Interested consignors will deliver 500- to 700-pound steer calves before 10 a.m. CST on the day of the show. Each producer can consign one or two pens containing three or four calves. The calves are exhibited and evaluated that afternoon, trophies and cash prizes are awarded, and then the calves are shipped to the Carrington REC feedlot to be fed to a finished market weight.

“After 24 years of comparing calf performance, North Dakota cattle ranchers are finding superior growth and carcass characteristics,” says Karl Hoppe, Extension livestock specialist at the Carrington center. “Since cow herd genetics can change over time via bull and heifer selection, sending cattle to the Dakota Feeder Calf Show feedout gives the rancher information on how their selections are advancing their herd.”

“There are several ways to collect growth performance carcass data from your calves,” says Colin Tobin, animal scientist at the Carrington REC. “The best is to feed out your entire calf crop. That takes considerable time, effort and funds. An alternative is to consign a group of calves to a feedout project. Your risk is less and a feedout project provides a substantial amount of information about the calves.”

Dakota Feeder Calf Show chair Darwin Chesrown has been consigning calves since the feedout started. 

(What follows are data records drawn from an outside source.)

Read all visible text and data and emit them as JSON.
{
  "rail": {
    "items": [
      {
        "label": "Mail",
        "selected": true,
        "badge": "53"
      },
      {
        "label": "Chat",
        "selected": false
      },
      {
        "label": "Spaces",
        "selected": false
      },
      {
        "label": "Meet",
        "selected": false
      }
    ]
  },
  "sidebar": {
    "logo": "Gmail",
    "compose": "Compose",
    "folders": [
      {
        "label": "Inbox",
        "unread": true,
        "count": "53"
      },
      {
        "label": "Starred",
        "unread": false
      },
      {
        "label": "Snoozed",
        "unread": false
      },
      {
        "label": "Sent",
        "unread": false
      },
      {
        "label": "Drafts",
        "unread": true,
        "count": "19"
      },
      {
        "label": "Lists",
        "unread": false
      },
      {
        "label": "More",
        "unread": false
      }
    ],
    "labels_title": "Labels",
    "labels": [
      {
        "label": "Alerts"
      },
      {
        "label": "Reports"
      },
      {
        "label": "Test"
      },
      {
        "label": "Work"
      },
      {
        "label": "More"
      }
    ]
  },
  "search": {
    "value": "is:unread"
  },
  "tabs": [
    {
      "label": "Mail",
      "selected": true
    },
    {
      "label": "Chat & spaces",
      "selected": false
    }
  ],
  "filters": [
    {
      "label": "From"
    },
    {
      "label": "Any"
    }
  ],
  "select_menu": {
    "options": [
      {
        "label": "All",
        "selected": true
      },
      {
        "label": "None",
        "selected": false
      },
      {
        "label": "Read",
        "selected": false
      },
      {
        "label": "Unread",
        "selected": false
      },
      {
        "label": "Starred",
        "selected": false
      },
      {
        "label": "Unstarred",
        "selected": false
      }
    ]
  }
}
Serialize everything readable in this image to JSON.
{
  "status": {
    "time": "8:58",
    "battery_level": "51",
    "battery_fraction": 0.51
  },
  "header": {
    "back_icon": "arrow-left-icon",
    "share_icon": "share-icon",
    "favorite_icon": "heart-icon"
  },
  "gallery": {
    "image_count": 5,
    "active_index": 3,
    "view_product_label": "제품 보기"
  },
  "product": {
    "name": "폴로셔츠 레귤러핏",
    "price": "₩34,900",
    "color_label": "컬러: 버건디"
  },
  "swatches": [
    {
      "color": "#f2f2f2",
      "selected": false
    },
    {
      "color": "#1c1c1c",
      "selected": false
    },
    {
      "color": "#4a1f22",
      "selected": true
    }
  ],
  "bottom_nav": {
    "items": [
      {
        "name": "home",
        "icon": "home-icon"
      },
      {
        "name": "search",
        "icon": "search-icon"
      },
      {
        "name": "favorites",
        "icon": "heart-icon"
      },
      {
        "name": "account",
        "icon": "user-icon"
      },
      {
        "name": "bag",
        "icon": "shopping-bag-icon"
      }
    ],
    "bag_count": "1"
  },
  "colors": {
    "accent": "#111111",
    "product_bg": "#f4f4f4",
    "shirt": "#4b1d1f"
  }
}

During the 2022-23 feedout, the calves gained an average of 724 pounds in 228 days, with a total feeding cost (excluding interest) of $1.15 per pound of gain. The average sale weight was 1,325 pounds. The calves were fed with a market weight break-even point of $150.57 per hundredweight.

"It's the variation among cattle that makes this project educational and a real eye-opener," Hoppe says.

In the 2022-23 feedout, the spread in net return per head between the average of the top and bottom five herds was $312.11. The spread between the top and bottom herd was more noticeable at $462.95 per head. Average daily weight gain in the feedlot was 3.8 pounds for the top-profiting herd and 3.1 pounds for the bottom herd.

Feedout project staff will gather data on the rate of gain, feeding costs and other characteristics during the trial. After the calves are marketed, the staff will collect and provide information related to carcass weight, meat quality, feeding expenses and value. 

Calves destined for the show should be pre-vaccinated for BVD, PI3, IBR and BRSV, Mannheimia, Clostridials and histophilus somni. Booster vaccinations will be administered upon delivery to the show.

Producers will be assessed an entry fee of $20 per calf. Dakota Feeder Calf Show officials will present awards to producers at the end of the trial.

For more information or to preregister calves, contact Hoppe or Tobin at 701-652- 2951 (office), 701-650-8810 (cell) or, or Chesrown, Dakota Feeder Calf Show Committee, at 701-448-9286.

Karl Hoppe, Ph. D.
Extension Livestock Systems Specialist